- _Task to carry out_: Quote the records that follow in full, leaving the pictures out.

[Component data from apps and pages]
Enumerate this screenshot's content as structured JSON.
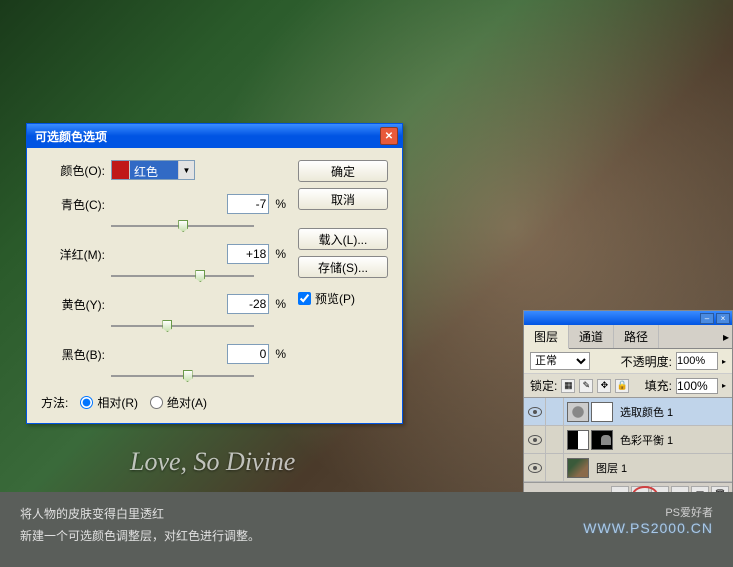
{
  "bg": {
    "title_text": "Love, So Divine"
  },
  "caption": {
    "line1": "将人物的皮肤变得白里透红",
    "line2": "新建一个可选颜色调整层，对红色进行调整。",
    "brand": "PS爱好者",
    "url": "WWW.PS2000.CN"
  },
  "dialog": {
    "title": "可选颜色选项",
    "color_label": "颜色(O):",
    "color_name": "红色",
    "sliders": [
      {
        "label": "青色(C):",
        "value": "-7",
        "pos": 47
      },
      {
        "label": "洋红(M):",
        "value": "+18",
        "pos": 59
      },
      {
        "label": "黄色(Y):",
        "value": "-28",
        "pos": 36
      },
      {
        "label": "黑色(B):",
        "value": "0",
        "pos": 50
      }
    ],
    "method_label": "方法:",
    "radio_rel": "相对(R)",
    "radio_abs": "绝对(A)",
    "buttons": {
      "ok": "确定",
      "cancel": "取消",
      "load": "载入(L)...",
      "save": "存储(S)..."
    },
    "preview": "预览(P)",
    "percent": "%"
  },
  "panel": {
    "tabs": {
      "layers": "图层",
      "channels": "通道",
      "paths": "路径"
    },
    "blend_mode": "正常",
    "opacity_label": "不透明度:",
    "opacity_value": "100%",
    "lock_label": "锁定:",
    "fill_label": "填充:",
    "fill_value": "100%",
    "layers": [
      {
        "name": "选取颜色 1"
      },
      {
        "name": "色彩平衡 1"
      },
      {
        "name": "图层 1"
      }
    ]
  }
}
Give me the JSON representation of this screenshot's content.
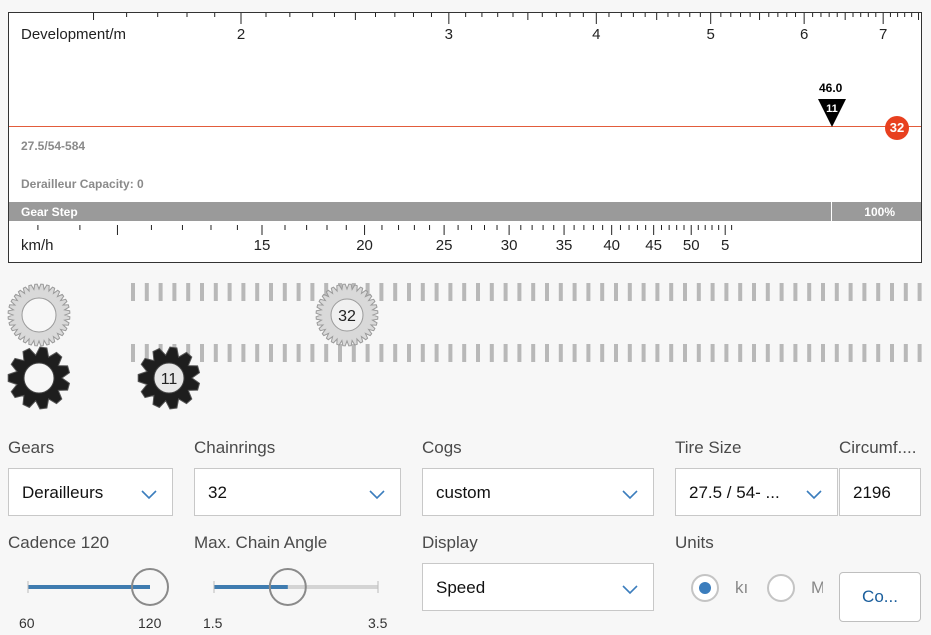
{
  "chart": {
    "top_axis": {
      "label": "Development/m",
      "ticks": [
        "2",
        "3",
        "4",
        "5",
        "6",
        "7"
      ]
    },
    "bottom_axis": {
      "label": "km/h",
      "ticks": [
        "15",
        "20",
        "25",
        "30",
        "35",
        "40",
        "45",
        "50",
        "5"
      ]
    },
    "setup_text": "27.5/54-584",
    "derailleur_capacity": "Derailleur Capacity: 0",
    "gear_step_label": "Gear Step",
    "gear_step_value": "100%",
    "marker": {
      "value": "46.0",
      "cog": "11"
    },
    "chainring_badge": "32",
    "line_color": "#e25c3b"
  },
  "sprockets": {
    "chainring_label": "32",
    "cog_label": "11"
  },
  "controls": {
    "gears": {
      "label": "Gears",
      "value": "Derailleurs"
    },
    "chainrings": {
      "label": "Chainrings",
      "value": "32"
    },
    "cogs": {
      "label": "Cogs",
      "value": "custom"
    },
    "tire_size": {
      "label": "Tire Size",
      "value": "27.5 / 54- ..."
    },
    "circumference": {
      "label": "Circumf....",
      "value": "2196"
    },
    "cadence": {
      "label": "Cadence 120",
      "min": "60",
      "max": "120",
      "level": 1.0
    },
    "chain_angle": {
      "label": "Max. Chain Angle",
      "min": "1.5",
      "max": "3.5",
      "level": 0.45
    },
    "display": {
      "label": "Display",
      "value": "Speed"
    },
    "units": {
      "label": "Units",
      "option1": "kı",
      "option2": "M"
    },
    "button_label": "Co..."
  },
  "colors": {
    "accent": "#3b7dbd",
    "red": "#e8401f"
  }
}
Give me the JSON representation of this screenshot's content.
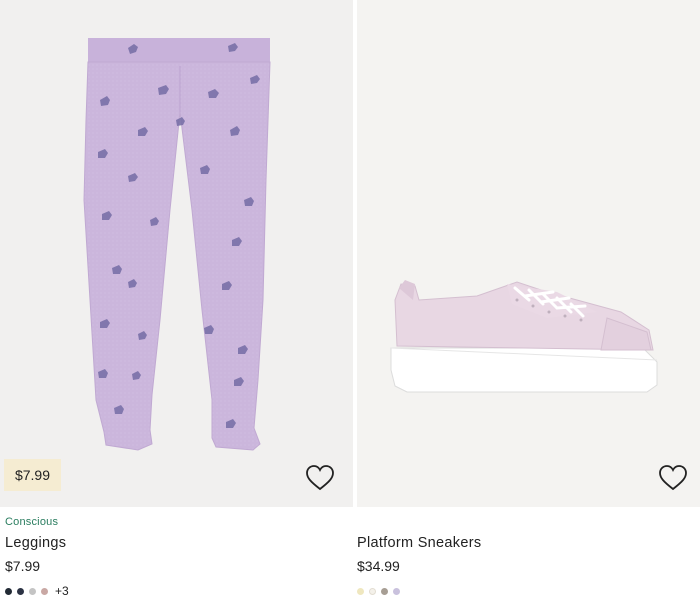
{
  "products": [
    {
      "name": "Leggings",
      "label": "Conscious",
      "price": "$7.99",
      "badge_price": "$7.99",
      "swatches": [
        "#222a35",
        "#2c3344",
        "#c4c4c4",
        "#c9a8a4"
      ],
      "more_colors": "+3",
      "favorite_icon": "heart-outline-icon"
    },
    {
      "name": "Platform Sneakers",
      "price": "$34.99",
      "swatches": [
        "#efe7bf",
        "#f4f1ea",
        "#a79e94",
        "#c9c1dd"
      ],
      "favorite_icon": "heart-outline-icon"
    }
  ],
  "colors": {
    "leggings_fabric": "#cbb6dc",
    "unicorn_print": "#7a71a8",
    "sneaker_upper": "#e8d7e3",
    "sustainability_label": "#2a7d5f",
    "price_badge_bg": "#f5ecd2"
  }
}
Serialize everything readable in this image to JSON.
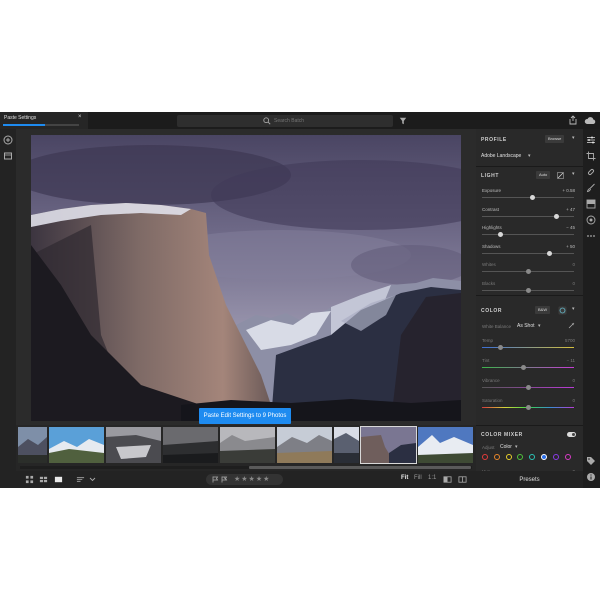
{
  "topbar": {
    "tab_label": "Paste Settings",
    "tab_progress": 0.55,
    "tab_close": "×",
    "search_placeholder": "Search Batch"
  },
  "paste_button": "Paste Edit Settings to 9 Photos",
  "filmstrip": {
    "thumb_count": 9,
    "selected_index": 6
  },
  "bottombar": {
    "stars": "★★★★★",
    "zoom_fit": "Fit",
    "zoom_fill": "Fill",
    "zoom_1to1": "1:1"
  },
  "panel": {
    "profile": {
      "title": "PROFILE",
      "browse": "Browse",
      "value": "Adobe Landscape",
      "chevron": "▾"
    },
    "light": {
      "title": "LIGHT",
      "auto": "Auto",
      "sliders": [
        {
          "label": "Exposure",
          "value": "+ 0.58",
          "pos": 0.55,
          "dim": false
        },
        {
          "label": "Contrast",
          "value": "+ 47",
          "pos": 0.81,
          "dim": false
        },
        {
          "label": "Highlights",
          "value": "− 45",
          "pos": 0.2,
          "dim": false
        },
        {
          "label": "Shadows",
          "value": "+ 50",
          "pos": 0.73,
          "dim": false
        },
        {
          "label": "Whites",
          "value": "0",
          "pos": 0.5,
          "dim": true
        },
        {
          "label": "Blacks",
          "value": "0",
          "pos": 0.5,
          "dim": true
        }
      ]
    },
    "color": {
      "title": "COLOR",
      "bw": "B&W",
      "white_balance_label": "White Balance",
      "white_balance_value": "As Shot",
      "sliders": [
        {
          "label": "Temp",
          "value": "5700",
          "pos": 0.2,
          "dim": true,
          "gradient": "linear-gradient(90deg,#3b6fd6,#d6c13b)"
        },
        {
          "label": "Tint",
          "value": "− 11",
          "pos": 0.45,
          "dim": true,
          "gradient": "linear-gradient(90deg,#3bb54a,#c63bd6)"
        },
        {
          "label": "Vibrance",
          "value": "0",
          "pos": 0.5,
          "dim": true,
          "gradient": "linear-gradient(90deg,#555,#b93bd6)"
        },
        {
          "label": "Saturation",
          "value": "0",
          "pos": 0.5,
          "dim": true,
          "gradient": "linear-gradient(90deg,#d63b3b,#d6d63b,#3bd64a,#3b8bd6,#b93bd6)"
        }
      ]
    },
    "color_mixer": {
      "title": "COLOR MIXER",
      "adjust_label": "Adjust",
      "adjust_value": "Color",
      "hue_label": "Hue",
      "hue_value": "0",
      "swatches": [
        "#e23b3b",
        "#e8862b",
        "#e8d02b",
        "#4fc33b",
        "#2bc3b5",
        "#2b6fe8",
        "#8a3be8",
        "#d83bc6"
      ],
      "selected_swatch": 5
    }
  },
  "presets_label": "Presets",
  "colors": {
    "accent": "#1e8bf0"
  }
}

- _Written reply_:
Enumerate this screenshot's content as structured JSON.
{
  "bg": {
    "title_text": "Love, So Divine"
  },
  "caption": {
    "line1": "将人物的皮肤变得白里透红",
    "line2": "新建一个可选颜色调整层，对红色进行调整。",
    "brand": "PS爱好者",
    "url": "WWW.PS2000.CN"
  },
  "dialog": {
    "title": "可选颜色选项",
    "color_label": "颜色(O):",
    "color_name": "红色",
    "sliders": [
      {
        "label": "青色(C):",
        "value": "-7",
        "pos": 47
      },
      {
        "label": "洋红(M):",
        "value": "+18",
        "pos": 59
      },
      {
        "label": "黄色(Y):",
        "value": "-28",
        "pos": 36
      },
      {
        "label": "黑色(B):",
        "value": "0",
        "pos": 50
      }
    ],
    "method_label": "方法:",
    "radio_rel": "相对(R)",
    "radio_abs": "绝对(A)",
    "buttons": {
      "ok": "确定",
      "cancel": "取消",
      "load": "载入(L)...",
      "save": "存储(S)..."
    },
    "preview": "预览(P)",
    "percent": "%"
  },
  "panel": {
    "tabs": {
      "layers": "图层",
      "channels": "通道",
      "paths": "路径"
    },
    "blend_mode": "正常",
    "opacity_label": "不透明度:",
    "opacity_value": "100%",
    "lock_label": "锁定:",
    "fill_label": "填充:",
    "fill_value": "100%",
    "layers": [
      {
        "name": "选取颜色 1"
      },
      {
        "name": "色彩平衡 1"
      },
      {
        "name": "图层 1"
      }
    ]
  }
}
Give me the JSON representation of this screenshot's content.
{
  "chart": {
    "top_axis": {
      "label": "Development/m",
      "ticks": [
        "2",
        "3",
        "4",
        "5",
        "6",
        "7"
      ]
    },
    "bottom_axis": {
      "label": "km/h",
      "ticks": [
        "15",
        "20",
        "25",
        "30",
        "35",
        "40",
        "45",
        "50",
        "5"
      ]
    },
    "setup_text": "27.5/54-584",
    "derailleur_capacity": "Derailleur Capacity: 0",
    "gear_step_label": "Gear Step",
    "gear_step_value": "100%",
    "marker": {
      "value": "46.0",
      "cog": "11"
    },
    "chainring_badge": "32",
    "line_color": "#e25c3b"
  },
  "sprockets": {
    "chainring_label": "32",
    "cog_label": "11"
  },
  "controls": {
    "gears": {
      "label": "Gears",
      "value": "Derailleurs"
    },
    "chainrings": {
      "label": "Chainrings",
      "value": "32"
    },
    "cogs": {
      "label": "Cogs",
      "value": "custom"
    },
    "tire_size": {
      "label": "Tire Size",
      "value": "27.5 / 54- ..."
    },
    "circumference": {
      "label": "Circumf....",
      "value": "2196"
    },
    "cadence": {
      "label": "Cadence 120",
      "min": "60",
      "max": "120",
      "level": 1.0
    },
    "chain_angle": {
      "label": "Max. Chain Angle",
      "min": "1.5",
      "max": "3.5",
      "level": 0.45
    },
    "display": {
      "label": "Display",
      "value": "Speed"
    },
    "units": {
      "label": "Units",
      "option1": "kı",
      "option2": "M"
    },
    "button_label": "Co..."
  },
  "colors": {
    "accent": "#3b7dbd",
    "red": "#e8401f"
  }
}
Give me the JSON representation of this screenshot's content.
{
  "products": [
    {
      "name": "Leggings",
      "label": "Conscious",
      "price": "$7.99",
      "badge_price": "$7.99",
      "swatches": [
        "#222a35",
        "#2c3344",
        "#c4c4c4",
        "#c9a8a4"
      ],
      "more_colors": "+3",
      "favorite_icon": "heart-outline-icon"
    },
    {
      "name": "Platform Sneakers",
      "price": "$34.99",
      "swatches": [
        "#efe7bf",
        "#f4f1ea",
        "#a79e94",
        "#c9c1dd"
      ],
      "favorite_icon": "heart-outline-icon"
    }
  ],
  "colors": {
    "leggings_fabric": "#cbb6dc",
    "unicorn_print": "#7a71a8",
    "sneaker_upper": "#e8d7e3",
    "sustainability_label": "#2a7d5f",
    "price_badge_bg": "#f5ecd2"
  }
}
Serialize everything readable in this image to JSON.
{
  "topbar": {
    "tab_label": "Paste Settings",
    "tab_progress": 0.55,
    "tab_close": "×",
    "search_placeholder": "Search Batch"
  },
  "paste_button": "Paste Edit Settings to 9 Photos",
  "filmstrip": {
    "thumb_count": 9,
    "selected_index": 6
  },
  "bottombar": {
    "stars": "★★★★★",
    "zoom_fit": "Fit",
    "zoom_fill": "Fill",
    "zoom_1to1": "1:1"
  },
  "panel": {
    "profile": {
      "title": "PROFILE",
      "browse": "Browse",
      "value": "Adobe Landscape",
      "chevron": "▾"
    },
    "light": {
      "title": "LIGHT",
      "auto": "Auto",
      "sliders": [
        {
          "label": "Exposure",
          "value": "+ 0.58",
          "pos": 0.55,
          "dim": false
        },
        {
          "label": "Contrast",
          "value": "+ 47",
          "pos": 0.81,
          "dim": false
        },
        {
          "label": "Highlights",
          "value": "− 45",
          "pos": 0.2,
          "dim": false
        },
        {
          "label": "Shadows",
          "value": "+ 50",
          "pos": 0.73,
          "dim": false
        },
        {
          "label": "Whites",
          "value": "0",
          "pos": 0.5,
          "dim": true
        },
        {
          "label": "Blacks",
          "value": "0",
          "pos": 0.5,
          "dim": true
        }
      ]
    },
    "color": {
      "title": "COLOR",
      "bw": "B&W",
      "white_balance_label": "White Balance",
      "white_balance_value": "As Shot",
      "sliders": [
        {
          "label": "Temp",
          "value": "5700",
          "pos": 0.2,
          "dim": true,
          "gradient": "linear-gradient(90deg,#3b6fd6,#d6c13b)"
        },
        {
          "label": "Tint",
          "value": "− 11",
          "pos": 0.45,
          "dim": true,
          "gradient": "linear-gradient(90deg,#3bb54a,#c63bd6)"
        },
        {
          "label": "Vibrance",
          "value": "0",
          "pos": 0.5,
          "dim": true,
          "gradient": "linear-gradient(90deg,#555,#b93bd6)"
        },
        {
          "label": "Saturation",
          "value": "0",
          "pos": 0.5,
          "dim": true,
          "gradient": "linear-gradient(90deg,#d63b3b,#d6d63b,#3bd64a,#3b8bd6,#b93bd6)"
        }
      ]
    },
    "color_mixer": {
      "title": "COLOR MIXER",
      "adjust_label": "Adjust",
      "adjust_value": "Color",
      "hue_label": "Hue",
      "hue_value": "0",
      "swatches": [
        "#e23b3b",
        "#e8862b",
        "#e8d02b",
        "#4fc33b",
        "#2bc3b5",
        "#2b6fe8",
        "#8a3be8",
        "#d83bc6"
      ],
      "selected_swatch": 5
    }
  },
  "presets_label": "Presets",
  "colors": {
    "accent": "#1e8bf0"
  }
}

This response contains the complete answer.